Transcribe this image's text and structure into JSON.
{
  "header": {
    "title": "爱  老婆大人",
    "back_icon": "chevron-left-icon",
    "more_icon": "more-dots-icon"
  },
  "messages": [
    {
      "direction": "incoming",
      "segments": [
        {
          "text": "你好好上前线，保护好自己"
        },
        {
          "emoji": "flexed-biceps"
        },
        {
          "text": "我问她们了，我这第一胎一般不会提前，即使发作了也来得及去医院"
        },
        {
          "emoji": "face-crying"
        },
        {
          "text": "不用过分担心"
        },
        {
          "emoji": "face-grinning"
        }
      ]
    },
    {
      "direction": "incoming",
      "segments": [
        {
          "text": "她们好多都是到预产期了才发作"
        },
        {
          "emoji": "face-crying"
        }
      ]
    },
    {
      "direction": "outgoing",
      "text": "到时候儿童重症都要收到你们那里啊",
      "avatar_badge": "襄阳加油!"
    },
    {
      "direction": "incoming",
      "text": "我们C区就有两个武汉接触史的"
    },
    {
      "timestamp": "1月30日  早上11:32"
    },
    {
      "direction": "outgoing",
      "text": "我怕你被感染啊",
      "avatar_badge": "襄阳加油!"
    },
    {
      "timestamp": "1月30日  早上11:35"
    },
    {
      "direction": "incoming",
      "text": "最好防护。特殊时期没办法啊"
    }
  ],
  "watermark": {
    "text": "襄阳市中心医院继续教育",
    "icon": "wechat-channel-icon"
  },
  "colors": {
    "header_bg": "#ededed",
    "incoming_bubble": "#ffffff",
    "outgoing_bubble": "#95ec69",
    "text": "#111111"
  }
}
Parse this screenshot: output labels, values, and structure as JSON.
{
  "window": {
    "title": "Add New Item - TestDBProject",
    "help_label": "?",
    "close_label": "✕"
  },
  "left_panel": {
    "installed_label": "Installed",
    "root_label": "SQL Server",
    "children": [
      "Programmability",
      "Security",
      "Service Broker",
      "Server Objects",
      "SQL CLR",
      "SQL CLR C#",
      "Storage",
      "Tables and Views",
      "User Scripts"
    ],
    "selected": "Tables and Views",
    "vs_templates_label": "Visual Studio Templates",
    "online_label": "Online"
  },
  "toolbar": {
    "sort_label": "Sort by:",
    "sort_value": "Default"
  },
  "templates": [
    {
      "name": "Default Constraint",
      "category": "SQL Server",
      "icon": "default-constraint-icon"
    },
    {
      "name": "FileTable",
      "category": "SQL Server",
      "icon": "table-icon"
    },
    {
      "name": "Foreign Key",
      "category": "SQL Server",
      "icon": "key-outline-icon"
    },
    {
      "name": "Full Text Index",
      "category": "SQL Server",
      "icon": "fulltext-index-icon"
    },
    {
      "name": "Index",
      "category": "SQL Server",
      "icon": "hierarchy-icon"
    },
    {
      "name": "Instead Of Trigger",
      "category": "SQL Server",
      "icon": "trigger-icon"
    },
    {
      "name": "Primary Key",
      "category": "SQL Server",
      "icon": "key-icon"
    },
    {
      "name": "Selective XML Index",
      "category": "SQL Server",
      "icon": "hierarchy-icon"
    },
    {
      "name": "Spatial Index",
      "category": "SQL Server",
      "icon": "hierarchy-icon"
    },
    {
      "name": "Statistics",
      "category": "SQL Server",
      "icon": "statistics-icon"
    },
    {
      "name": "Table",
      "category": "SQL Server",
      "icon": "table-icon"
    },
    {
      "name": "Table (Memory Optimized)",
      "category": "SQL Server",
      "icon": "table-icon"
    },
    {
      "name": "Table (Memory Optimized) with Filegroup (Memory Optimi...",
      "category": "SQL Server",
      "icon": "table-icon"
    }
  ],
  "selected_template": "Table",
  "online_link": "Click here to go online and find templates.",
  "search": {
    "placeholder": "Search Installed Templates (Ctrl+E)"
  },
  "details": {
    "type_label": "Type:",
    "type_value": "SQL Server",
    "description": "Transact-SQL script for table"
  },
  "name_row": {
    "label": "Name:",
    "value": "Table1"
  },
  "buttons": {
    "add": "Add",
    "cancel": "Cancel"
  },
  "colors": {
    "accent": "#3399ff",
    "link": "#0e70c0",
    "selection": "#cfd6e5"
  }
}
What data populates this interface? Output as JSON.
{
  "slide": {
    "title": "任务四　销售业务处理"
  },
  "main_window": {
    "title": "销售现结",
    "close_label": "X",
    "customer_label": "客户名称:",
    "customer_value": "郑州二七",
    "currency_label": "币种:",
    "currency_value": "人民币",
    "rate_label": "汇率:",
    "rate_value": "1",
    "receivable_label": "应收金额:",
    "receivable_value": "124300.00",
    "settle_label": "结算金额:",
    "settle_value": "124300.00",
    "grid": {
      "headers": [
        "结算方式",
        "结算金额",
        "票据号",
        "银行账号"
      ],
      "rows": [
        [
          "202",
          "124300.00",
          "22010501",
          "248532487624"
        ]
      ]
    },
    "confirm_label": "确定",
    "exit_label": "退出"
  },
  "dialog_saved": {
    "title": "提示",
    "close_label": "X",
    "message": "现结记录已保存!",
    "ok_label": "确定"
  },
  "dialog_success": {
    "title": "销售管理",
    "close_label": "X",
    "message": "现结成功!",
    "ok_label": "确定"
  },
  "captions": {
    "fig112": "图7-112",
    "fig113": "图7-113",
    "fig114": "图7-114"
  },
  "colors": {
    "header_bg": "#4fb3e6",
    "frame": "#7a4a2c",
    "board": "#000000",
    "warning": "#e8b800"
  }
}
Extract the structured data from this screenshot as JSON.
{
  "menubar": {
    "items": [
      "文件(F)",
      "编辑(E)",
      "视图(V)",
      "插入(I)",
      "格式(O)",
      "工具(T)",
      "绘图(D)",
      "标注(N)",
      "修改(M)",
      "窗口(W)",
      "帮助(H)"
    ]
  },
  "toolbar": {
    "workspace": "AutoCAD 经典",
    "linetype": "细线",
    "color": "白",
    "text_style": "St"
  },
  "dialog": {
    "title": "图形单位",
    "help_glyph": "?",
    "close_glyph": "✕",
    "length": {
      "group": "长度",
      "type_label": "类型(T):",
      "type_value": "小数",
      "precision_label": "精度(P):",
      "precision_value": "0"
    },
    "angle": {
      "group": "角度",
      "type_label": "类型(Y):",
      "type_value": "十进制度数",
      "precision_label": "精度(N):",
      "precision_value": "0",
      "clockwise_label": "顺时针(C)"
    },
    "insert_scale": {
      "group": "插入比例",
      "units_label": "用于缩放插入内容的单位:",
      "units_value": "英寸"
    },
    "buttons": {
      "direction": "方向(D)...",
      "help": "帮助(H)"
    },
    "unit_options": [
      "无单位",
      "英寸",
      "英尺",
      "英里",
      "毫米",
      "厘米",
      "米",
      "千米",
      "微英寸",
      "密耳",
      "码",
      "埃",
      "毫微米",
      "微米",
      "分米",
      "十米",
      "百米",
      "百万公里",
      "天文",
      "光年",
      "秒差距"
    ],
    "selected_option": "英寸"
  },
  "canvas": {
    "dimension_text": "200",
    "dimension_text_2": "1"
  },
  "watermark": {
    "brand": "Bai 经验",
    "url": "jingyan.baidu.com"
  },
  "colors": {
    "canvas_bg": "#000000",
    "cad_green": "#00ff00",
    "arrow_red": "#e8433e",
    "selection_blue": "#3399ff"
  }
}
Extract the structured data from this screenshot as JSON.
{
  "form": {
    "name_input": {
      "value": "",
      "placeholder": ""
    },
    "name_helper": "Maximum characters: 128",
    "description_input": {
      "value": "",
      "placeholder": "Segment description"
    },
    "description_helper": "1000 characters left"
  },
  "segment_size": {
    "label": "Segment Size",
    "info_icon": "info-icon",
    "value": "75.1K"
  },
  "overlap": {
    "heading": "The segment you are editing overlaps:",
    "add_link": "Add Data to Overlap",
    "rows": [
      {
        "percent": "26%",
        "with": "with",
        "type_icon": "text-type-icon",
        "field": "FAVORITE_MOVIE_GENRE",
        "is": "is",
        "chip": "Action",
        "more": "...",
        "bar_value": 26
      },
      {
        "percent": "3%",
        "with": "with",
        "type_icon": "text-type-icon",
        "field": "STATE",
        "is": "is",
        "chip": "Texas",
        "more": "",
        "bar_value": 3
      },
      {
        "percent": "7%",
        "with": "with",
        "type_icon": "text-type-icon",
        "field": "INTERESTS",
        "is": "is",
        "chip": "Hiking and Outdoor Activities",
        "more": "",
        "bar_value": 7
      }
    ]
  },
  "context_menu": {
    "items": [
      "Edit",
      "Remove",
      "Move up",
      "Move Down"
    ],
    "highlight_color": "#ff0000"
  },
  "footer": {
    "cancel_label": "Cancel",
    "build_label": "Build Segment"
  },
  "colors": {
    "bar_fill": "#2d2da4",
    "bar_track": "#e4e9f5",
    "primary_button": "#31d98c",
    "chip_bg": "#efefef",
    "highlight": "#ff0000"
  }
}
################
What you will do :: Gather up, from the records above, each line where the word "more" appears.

Task output ::
    "more_icon": "more-dots-icon"
        "more": "...",
        "more": "",
        "more": "",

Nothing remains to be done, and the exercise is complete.